[Data provided — start]
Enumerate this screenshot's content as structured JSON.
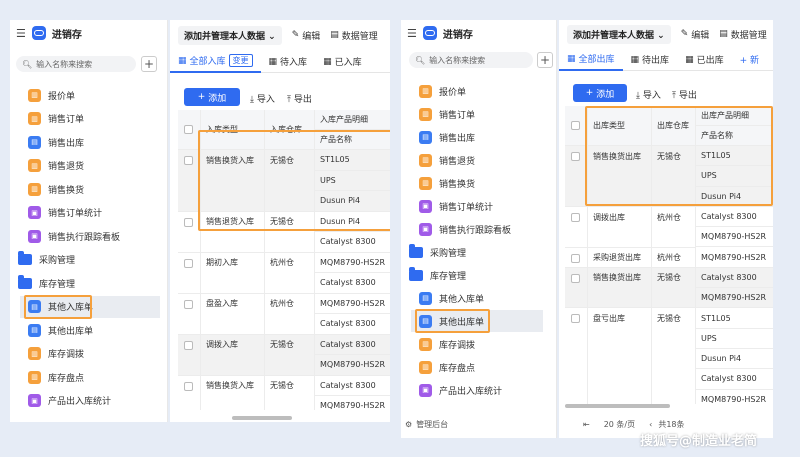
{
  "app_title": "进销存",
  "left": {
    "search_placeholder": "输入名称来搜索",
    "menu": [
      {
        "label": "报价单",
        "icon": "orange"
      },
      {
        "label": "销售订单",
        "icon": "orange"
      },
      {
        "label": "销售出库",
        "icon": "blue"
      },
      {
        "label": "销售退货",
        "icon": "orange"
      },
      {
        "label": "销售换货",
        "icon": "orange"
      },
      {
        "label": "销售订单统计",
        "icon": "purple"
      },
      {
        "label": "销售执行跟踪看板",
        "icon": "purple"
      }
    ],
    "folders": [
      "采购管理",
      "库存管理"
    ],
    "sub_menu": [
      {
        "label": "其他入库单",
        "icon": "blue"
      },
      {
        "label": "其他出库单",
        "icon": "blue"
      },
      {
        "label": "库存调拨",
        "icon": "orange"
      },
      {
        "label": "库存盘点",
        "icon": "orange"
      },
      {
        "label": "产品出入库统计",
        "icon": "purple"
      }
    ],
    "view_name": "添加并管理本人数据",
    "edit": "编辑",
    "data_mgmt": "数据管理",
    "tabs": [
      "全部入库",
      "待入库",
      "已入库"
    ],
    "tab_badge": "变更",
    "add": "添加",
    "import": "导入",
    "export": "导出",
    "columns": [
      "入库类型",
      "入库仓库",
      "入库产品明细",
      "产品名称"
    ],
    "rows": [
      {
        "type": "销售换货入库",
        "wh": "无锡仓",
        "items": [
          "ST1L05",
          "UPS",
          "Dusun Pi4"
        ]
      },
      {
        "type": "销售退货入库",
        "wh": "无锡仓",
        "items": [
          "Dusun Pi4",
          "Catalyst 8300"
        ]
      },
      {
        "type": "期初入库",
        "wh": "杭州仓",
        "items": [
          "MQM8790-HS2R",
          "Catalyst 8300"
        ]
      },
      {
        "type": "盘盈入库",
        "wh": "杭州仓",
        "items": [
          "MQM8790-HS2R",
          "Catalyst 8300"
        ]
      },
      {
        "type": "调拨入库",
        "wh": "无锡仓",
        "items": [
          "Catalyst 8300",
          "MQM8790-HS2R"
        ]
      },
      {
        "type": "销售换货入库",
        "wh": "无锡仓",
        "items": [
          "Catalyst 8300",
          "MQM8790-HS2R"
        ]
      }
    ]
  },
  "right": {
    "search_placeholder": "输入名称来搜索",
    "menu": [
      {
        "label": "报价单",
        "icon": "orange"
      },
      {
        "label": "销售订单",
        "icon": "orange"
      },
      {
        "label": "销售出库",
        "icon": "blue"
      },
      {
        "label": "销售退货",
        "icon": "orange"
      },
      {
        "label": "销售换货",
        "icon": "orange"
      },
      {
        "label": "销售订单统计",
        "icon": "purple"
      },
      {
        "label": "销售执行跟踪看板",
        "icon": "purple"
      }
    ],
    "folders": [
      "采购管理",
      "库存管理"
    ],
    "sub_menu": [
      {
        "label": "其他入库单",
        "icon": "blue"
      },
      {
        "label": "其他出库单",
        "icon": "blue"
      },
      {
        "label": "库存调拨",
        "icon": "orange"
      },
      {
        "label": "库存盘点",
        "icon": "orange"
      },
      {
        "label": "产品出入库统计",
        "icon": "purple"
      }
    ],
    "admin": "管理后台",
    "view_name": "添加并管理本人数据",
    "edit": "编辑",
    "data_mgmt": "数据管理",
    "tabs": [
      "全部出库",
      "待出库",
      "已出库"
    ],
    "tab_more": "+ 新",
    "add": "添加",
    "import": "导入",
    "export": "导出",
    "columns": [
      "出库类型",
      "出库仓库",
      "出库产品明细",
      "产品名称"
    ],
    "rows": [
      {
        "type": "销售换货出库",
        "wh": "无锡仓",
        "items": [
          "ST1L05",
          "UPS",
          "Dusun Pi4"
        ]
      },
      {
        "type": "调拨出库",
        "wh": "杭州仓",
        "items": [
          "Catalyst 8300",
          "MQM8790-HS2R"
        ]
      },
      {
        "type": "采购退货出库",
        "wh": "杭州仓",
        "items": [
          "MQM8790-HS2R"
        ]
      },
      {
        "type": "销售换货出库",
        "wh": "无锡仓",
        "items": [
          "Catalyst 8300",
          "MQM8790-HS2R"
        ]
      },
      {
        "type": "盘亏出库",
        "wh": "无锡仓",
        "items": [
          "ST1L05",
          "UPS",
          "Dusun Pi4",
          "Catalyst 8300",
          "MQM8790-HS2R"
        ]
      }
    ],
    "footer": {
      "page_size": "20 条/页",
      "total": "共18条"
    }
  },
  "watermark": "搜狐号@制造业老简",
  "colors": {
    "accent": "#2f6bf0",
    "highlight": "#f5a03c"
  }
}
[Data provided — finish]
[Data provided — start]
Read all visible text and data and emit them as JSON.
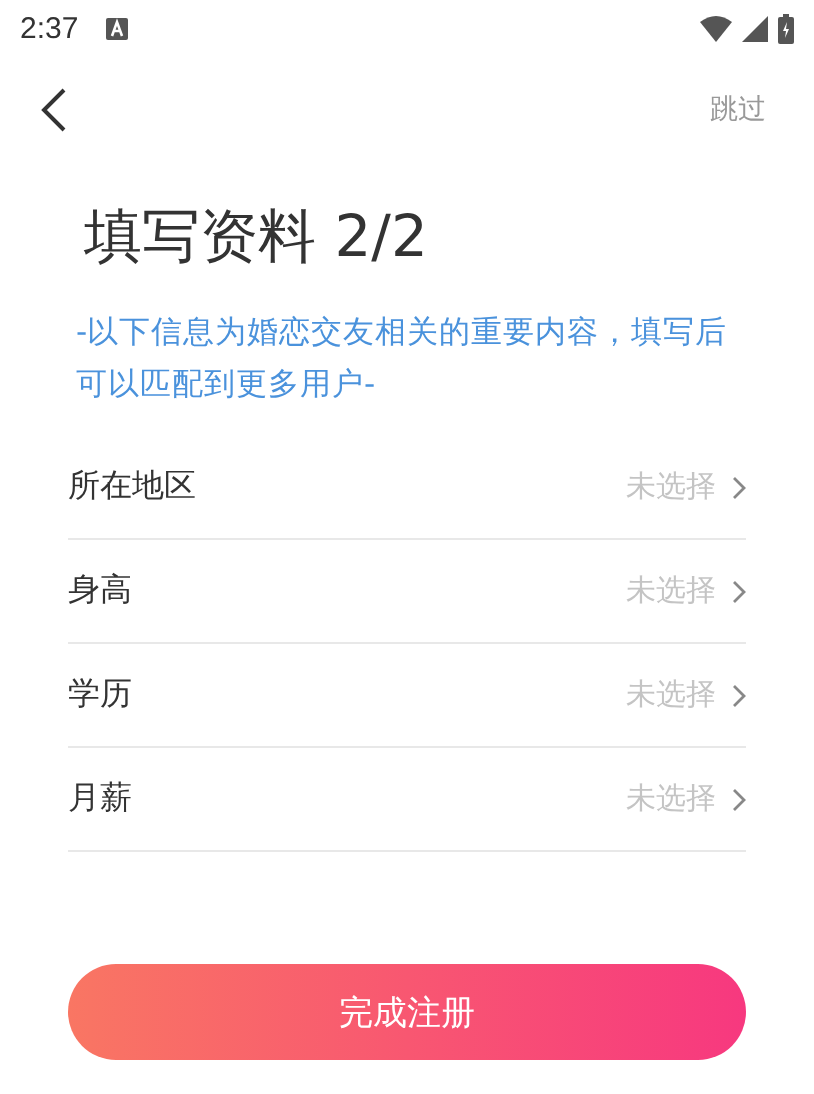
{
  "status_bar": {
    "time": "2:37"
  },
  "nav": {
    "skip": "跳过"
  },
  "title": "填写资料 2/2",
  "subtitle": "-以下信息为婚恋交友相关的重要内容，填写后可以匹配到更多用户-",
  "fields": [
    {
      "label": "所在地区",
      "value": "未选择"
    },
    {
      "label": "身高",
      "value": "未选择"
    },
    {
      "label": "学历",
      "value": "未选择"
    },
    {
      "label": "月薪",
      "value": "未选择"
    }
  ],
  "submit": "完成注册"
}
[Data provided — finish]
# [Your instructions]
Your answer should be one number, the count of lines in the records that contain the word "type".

# [The answer]
11